Situations like this are common for the shopkeepers in Nawa district who do not have a central power source.
Many residents throughout the northern half of Helmand receive their energy from the hydroelectric power plant located at the Kajaki dam. However, the power supply does not reach Nawa, which is located in the southern portion of Helmand province.
Now, with the help of a solar energy project in the district, there is a new opportunity for the shopkeepers in the Nawa bazaar. Nearly 150 shops in the bazaar will be able to receive steady power from the project.
Capt.
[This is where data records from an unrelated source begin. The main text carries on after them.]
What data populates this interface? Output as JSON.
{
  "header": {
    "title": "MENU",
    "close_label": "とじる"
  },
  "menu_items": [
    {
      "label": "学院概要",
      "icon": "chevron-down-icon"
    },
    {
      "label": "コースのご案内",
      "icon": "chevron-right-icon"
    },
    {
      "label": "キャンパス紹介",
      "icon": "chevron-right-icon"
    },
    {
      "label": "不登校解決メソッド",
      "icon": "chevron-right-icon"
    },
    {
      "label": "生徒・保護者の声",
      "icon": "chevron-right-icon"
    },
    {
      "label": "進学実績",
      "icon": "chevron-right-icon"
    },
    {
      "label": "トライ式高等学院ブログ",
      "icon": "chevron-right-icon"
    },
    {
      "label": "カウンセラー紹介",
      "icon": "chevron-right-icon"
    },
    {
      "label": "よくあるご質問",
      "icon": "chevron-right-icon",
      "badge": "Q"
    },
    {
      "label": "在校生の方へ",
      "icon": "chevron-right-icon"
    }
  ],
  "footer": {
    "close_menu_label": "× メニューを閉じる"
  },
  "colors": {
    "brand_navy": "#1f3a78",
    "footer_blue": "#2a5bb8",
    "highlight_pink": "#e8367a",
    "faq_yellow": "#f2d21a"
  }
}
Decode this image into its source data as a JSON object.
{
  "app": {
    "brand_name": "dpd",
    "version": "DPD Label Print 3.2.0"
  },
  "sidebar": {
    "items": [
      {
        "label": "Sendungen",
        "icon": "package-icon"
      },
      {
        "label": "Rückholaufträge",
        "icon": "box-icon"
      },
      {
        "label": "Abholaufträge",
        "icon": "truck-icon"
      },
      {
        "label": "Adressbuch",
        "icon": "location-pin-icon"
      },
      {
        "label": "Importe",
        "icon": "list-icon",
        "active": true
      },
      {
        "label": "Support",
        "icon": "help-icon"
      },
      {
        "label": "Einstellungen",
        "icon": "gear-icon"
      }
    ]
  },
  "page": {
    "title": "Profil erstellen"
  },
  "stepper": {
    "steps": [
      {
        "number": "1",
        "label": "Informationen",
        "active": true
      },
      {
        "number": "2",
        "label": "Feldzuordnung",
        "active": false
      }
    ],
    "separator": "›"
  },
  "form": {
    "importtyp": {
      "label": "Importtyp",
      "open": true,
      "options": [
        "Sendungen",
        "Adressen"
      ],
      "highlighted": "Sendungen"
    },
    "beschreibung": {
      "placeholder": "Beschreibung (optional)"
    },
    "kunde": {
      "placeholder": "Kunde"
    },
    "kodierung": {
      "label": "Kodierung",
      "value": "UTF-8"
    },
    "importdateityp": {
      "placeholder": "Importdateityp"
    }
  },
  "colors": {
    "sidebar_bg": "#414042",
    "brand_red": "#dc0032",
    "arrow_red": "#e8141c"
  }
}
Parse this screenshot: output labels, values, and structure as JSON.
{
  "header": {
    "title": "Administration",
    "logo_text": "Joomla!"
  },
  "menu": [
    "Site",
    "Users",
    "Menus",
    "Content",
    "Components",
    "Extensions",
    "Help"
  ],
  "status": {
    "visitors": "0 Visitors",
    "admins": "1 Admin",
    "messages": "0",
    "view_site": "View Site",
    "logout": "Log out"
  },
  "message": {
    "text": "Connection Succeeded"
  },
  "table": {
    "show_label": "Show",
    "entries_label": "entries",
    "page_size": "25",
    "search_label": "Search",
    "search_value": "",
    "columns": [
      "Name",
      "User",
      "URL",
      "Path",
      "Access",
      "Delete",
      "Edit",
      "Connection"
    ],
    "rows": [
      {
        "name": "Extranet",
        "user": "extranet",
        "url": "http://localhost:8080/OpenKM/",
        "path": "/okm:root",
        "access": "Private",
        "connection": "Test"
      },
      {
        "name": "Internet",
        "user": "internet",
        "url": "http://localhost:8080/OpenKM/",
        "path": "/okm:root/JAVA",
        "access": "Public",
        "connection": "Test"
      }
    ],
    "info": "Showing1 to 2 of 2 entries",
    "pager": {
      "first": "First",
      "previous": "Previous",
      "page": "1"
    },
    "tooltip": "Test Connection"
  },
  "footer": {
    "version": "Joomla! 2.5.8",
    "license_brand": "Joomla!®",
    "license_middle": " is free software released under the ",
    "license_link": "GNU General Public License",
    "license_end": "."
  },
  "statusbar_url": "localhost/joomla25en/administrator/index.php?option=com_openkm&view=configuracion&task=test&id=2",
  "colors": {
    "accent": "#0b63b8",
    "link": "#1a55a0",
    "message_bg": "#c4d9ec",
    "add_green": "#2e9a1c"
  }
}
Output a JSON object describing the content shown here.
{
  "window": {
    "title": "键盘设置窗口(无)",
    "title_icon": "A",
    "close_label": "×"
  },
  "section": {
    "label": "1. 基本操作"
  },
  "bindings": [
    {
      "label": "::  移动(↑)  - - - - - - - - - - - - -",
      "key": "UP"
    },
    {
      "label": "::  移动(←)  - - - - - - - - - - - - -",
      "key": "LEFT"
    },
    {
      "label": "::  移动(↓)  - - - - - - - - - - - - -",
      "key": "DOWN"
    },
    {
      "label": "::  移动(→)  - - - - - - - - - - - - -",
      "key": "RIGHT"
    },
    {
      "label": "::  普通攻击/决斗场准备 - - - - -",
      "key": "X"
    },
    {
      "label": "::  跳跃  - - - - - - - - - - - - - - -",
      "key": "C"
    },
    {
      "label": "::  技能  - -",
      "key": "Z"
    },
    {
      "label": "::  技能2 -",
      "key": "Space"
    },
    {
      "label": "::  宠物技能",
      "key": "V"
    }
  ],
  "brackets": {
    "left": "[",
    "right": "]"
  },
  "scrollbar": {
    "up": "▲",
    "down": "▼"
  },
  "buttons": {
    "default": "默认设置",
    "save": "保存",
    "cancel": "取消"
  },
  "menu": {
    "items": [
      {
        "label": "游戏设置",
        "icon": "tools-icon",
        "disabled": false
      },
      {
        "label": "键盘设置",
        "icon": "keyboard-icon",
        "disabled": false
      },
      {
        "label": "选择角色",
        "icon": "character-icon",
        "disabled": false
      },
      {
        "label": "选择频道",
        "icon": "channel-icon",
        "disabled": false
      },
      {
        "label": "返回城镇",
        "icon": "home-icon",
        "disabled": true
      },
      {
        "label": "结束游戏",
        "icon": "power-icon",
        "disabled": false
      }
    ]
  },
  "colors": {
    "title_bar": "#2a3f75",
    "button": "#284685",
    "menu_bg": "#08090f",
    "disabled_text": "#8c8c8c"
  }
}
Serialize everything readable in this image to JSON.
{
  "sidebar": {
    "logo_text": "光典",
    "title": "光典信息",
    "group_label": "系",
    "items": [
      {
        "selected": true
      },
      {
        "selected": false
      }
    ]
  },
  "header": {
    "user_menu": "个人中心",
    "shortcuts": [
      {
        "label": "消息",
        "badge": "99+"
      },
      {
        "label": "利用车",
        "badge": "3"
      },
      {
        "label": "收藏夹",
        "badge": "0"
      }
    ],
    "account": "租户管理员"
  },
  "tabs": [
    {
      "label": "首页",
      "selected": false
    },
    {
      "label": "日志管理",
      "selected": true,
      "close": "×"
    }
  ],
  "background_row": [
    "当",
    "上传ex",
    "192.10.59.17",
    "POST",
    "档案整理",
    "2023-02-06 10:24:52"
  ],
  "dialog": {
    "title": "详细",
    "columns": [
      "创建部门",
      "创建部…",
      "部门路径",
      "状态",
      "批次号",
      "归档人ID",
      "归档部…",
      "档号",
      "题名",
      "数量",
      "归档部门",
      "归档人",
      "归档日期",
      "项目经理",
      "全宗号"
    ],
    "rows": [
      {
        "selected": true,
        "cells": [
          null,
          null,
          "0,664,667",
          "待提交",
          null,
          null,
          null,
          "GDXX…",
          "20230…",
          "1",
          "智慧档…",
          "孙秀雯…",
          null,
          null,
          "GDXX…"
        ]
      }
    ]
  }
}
Brandon Newell, Expeditionary Energy Liaison Officer for Regional Command Southwest and a native of St. Amant, La., says this is the first type of large-scale solar hybrid project in Helmand to date.
“We’re not just trying to introduce something that’s sustainable into their community,” explained Newell who also holds an electrical engineering degree from Louisiana State University. “We’re taking something that they understand at a smaller level and trying to provide them an opportunity at a much larger, more centralized capability, which will be much more reliable.“
Two long rows of solar panels were put together, mounted and welded to the roof of the Nawa district governor’s compound and wires were ran to a large storage container where the power is converted into consumable energy. The energy runs to different meters throughout the bazaar.
At this point, shop owners can wire the electricity to their individual shops, where they will install a separate meter. The district governor will issue the shopkeepers pre-paid cards that they insert into their specific meter. The amount of wattage that the storeowners buy dictates the amount of electricity that they can use. However, once a certain amount of electricity is bought, there is not a time limit on when they must use the power.
Two local Afghans serve as maintenance operators who are responsible for keeping the system up and running once everything is installed. The money raised from selling the power, pays the operators’ salaries and the left-over money accumulates for later maintenance or expansion.
“We’re not trying to dictate what the end product is for them,” said Newell. “We’re trying to facilitate an opportunity for them to take ownership and run the system, to use it for the benefit of individual shops and the benefit the entire community,”
After walking through the bazaar and talking with the local Afghans, Newell said sewing, lighting and running fans in the summer were common uses for the power.
Once the batteries arrive in Afghanistan, the shop owners will also have the opportunity to stay open later. Because batteries cannot be transported through the Pakistan border, power will only be available during daylight. Once the batteries arrive, they will serve as a storage system for extra power collected during the day that can be used throughout the night.
Sarwar Akbari, a renewable energy engineer who has been working on the project over the past few months, said the project is important because it gives the locals a chance to reasonably use electricity.
“Before they were using generators and single panels,” said Akbari. “The shopkeepers in the bazaar are very poor people. They can’t prepare fuel for the generators and purchase individual panels. They are very happy with us that we are finishing our project and are about to install the meters.”
The project is expected to be completed within the next two weeks.
Story by Cpl. Meredith Brown